Sleep apnoea is a disorder that affects about one in four men over the age of 30, and about five per cent of all Australians.
The disorder is characterised by the walls of the throat meeting during sleep, which blocks of the upper airway near the tongue.
When the blockage occurs breathing stops (normally for somewhere between a few seconds and one minute) until the brain picks up the problem and issues a quick wakeup call.
The sleeper jolts and opens the airway, makes a bit of a snoring noise and then promptly returns to sleep.
Doctors assess the severity of sleep apnoea cases based on the number of interruptions that occur each hour, with a mild case seeing between five and fifteen interruptions per hour and a severe case seeing more than thirty interruptions.
The symptoms are taxing and include poor concentration, irritability, impotence and lower sex drive, and general fatigue and sleepiness.
Obesity is one of the biggest causes of this disorder. Sometimes a person can lose five or ten kilograms and get over the problem immediately. Other causes include alcohol, large tonsils, nasal congestion, some medications and some illnesses.
There are several treatments available, with the most obvious being lifestyle changes. Reducing your weight (if you are overweight) and cutting down on alcohol are the obvious ones.
There is a device known as a CPAP that can keep the back of the through open by forcing air in through the nose. Some people find this to be very irritating.
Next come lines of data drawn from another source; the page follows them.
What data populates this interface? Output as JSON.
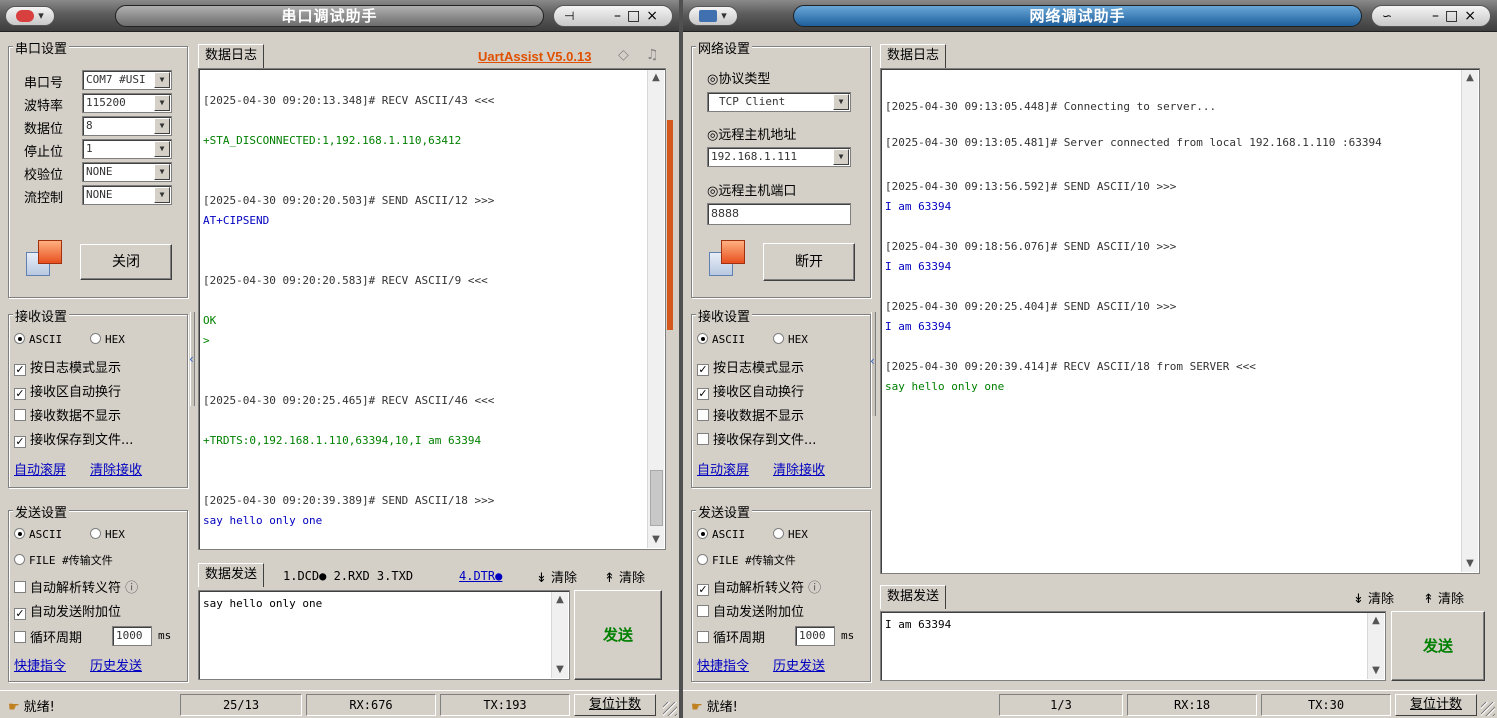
{
  "serial": {
    "title": "串口调试助手",
    "brand": "UartAssist V5.0.13",
    "port_group": "串口设置",
    "port_rows": [
      {
        "label": "串口号",
        "value": "COM7 #USI"
      },
      {
        "label": "波特率",
        "value": "115200"
      },
      {
        "label": "数据位",
        "value": "8"
      },
      {
        "label": "停止位",
        "value": "1"
      },
      {
        "label": "校验位",
        "value": "NONE"
      },
      {
        "label": "流控制",
        "value": "NONE"
      }
    ],
    "close_btn": "关闭",
    "recv_group": "接收设置",
    "recv_ascii": "ASCII",
    "recv_hex": "HEX",
    "recv_opts": [
      {
        "label": "按日志模式显示",
        "checked": true
      },
      {
        "label": "接收区自动换行",
        "checked": true
      },
      {
        "label": "接收数据不显示",
        "checked": false
      },
      {
        "label": "接收保存到文件...",
        "checked": true
      }
    ],
    "recv_links": [
      "自动滚屏",
      "清除接收"
    ],
    "send_group": "发送设置",
    "send_ascii": "ASCII",
    "send_hex": "HEX",
    "send_file": "FILE #传输文件",
    "send_opts": [
      {
        "label": "自动解析转义符",
        "checked": false
      },
      {
        "label": "自动发送附加位",
        "checked": true
      }
    ],
    "cycle_label": "循环周期",
    "cycle_value": "1000",
    "cycle_unit": "ms",
    "send_links": [
      "快捷指令",
      "历史发送"
    ],
    "log_tab": "数据日志",
    "log": [
      {
        "t": "[2025-04-30 09:20:13.348]# RECV ASCII/43 <<<",
        "c": "#333"
      },
      {
        "t": "+STA_DISCONNECTED:1,192.168.1.110,63412",
        "c": "#008000"
      },
      {
        "t": "[2025-04-30 09:20:20.503]# SEND ASCII/12 >>>",
        "c": "#333"
      },
      {
        "t": "AT+CIPSEND",
        "c": "#0000c0"
      },
      {
        "t": "[2025-04-30 09:20:20.583]# RECV ASCII/9 <<<",
        "c": "#333"
      },
      {
        "t": "OK",
        "c": "#008000"
      },
      {
        "t": ">",
        "c": "#008000"
      },
      {
        "t": "[2025-04-30 09:20:25.465]# RECV ASCII/46 <<<",
        "c": "#333"
      },
      {
        "t": "+TRDTS:0,192.168.1.110,63394,10,I am 63394",
        "c": "#008000"
      },
      {
        "t": "[2025-04-30 09:20:39.389]# SEND ASCII/18 >>>",
        "c": "#333"
      },
      {
        "t": "say hello only one",
        "c": "#0000c0"
      }
    ],
    "send_tab": "数据发送",
    "pins": "1.DCD● 2.RXD 3.TXD",
    "dtr": "4.DTR●",
    "clear1": "清除",
    "clear2": "清除",
    "send_text": "say hello only one",
    "send_btn": "发送",
    "status": {
      "ready": "就绪!",
      "pos": "25/13",
      "rx": "RX:676",
      "tx": "TX:193",
      "reset": "复位计数"
    }
  },
  "net": {
    "title": "网络调试助手",
    "net_group": "网络设置",
    "proto_label": "◎协议类型",
    "proto_value": "TCP Client",
    "host_label": "◎远程主机地址",
    "host_value": "192.168.1.111",
    "port_label": "◎远程主机端口",
    "port_value": "8888",
    "disc_btn": "断开",
    "recv_group": "接收设置",
    "recv_ascii": "ASCII",
    "recv_hex": "HEX",
    "recv_opts": [
      {
        "label": "按日志模式显示",
        "checked": true
      },
      {
        "label": "接收区自动换行",
        "checked": true
      },
      {
        "label": "接收数据不显示",
        "checked": false
      },
      {
        "label": "接收保存到文件...",
        "checked": false
      }
    ],
    "recv_links": [
      "自动滚屏",
      "清除接收"
    ],
    "send_group": "发送设置",
    "send_ascii": "ASCII",
    "send_hex": "HEX",
    "send_file": "FILE #传输文件",
    "send_opts": [
      {
        "label": "自动解析转义符",
        "checked": true
      },
      {
        "label": "自动发送附加位",
        "checked": false
      }
    ],
    "cycle_label": "循环周期",
    "cycle_value": "1000",
    "cycle_unit": "ms",
    "send_links": [
      "快捷指令",
      "历史发送"
    ],
    "log_tab": "数据日志",
    "log": [
      {
        "t": "[2025-04-30 09:13:05.448]# Connecting to server...",
        "c": "#333"
      },
      {
        "t": "[2025-04-30 09:13:05.481]# Server connected from local 192.168.1.110 :63394",
        "c": "#333"
      },
      {
        "t": "[2025-04-30 09:13:56.592]# SEND ASCII/10 >>>",
        "c": "#333"
      },
      {
        "t": "I am 63394",
        "c": "#0000c0"
      },
      {
        "t": "[2025-04-30 09:18:56.076]# SEND ASCII/10 >>>",
        "c": "#333"
      },
      {
        "t": "I am 63394",
        "c": "#0000c0"
      },
      {
        "t": "[2025-04-30 09:20:25.404]# SEND ASCII/10 >>>",
        "c": "#333"
      },
      {
        "t": "I am 63394",
        "c": "#0000c0"
      },
      {
        "t": "[2025-04-30 09:20:39.414]# RECV ASCII/18 from SERVER <<<",
        "c": "#333"
      },
      {
        "t": "say hello only one",
        "c": "#008000"
      }
    ],
    "send_tab": "数据发送",
    "clear1": "清除",
    "clear2": "清除",
    "send_text": "I am 63394",
    "send_btn": "发送",
    "status": {
      "ready": "就绪!",
      "pos": "1/3",
      "rx": "RX:18",
      "tx": "TX:30",
      "reset": "复位计数"
    }
  }
}
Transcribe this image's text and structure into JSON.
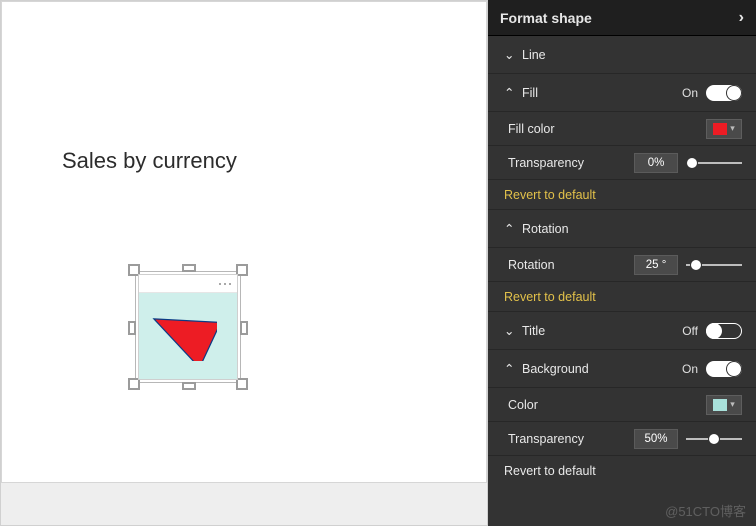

If you think you may be struggling with sleep apnoea, see your doctor.